The development of innovative technologies like blockchain and ICOs has the potential to revolutionise how our society engages with financial products and services, but with revolution comes risk, and I wanted to take some time now to talk about a few concerns that we need to address collectively:

There is a certain level of opportunism – including businesses or people looking to undertake an ICO because it is seen as an easy, low regulation and low cost option which could lead to immature businesses coming to market. The stories that come out about these businesses are, and will continue to have, a negative impact on investor confidence over time.

There exists a perception that Australian regulations don’t apply or can be avoided by engaging in an activity from overseas.

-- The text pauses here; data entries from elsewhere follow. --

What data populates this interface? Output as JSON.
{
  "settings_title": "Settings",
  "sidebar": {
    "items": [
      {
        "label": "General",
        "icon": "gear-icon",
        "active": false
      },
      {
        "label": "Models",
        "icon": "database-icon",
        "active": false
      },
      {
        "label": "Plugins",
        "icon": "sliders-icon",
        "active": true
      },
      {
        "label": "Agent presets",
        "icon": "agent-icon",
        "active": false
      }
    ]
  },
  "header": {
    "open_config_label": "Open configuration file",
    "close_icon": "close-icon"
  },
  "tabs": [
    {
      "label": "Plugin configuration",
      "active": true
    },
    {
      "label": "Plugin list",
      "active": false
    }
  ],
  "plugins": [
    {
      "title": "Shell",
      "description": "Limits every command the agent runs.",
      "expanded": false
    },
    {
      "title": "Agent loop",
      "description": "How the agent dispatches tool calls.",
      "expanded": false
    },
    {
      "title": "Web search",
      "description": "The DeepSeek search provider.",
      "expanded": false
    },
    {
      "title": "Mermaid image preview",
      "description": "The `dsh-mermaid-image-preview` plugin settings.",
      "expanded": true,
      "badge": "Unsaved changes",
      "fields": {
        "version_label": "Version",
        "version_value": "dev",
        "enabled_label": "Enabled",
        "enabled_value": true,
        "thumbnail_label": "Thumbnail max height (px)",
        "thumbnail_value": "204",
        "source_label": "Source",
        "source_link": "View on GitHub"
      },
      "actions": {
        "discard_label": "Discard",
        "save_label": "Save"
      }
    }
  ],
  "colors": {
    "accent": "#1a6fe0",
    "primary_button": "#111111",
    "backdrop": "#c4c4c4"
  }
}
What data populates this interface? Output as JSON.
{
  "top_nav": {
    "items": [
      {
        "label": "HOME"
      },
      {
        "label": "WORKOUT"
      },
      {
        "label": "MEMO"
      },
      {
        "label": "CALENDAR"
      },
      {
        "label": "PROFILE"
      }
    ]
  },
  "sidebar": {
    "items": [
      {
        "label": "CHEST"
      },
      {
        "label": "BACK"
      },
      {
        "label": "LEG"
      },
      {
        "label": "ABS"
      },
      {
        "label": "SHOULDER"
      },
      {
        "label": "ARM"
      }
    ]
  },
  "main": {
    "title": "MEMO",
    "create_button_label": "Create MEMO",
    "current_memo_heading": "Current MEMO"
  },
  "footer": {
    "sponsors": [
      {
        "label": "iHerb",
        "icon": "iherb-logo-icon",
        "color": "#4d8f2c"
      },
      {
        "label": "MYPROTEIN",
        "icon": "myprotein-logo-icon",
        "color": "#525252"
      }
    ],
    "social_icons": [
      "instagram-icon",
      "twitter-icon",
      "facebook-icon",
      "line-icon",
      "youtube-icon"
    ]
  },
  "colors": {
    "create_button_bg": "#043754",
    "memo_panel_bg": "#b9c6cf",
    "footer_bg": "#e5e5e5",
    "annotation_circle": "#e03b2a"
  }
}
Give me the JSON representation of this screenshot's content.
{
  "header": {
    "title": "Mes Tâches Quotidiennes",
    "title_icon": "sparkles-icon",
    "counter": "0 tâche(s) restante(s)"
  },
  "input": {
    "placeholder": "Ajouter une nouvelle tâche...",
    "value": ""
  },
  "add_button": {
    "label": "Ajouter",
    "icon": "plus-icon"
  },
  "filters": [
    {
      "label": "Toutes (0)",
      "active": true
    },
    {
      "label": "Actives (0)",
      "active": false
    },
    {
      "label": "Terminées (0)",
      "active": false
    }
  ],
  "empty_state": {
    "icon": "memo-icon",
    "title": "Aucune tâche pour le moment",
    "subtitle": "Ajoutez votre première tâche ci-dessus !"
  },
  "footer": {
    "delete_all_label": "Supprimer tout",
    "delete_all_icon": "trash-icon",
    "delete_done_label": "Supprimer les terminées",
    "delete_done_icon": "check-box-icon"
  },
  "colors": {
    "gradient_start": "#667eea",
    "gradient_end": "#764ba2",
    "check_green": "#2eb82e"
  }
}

I cannot stress enough that if you are doing business here and selling something to Australians – including issuing securities or tokens to Australian consumers – our laws here can apply.

There are also risks relating to poor governance or business practices around the sale of tokens and manipulation of prices.

And risks also exist if poor levels of information are given to investors before or after token sales.

Finally, it’s not directly related to ASIC, but traceability in relation to anti-money laundering/know your customer (AML/KYC) is something that we’ll hear more about tonight.

These concerns undermine the market integrity of token-based products and services, and can ultimately impact on the attractiveness of the sector and affect its credibility within the broader financial system.

To avoid them, I strongly encourage you to consider our guidance and also to seek proper advice on your business.

Engaging with ASIC

I urge you all to read our updated information sheet on ICOs and cryptocurrencies as a starting point, and get in touch with us via your existing contacts at ASIC or through our Innovation Hub, to talk about your business model as early in your business planning process as possible.

We do ask however that you consider your own obligations before you get in touch so that we have the right level of information to offer some informal assistance. This could be by seeking advice or doing your own research.

Things to consider include the nature of the ICO or cryptocurrency, as well as the information provided to investors.


ASIC cannot provide formal legal advice, but the Innovation Hub can help by providing pointers and identifying things that you might need to consider from a regulatory perspective.

I want to end things tonight by reiterating that ASIC will continue to be proactive and forward looking when it comes to innovation.

But, if there is one main thing I need you all to take away from ASIC tonight, it is we are dealing with real people’s money and ASIC’s support cannot come at the expense of basic consumer protection and the necessity to prevent investors and their funds being unfairly parted.

On that note, I’ll wrap things up and see you at the end for questions.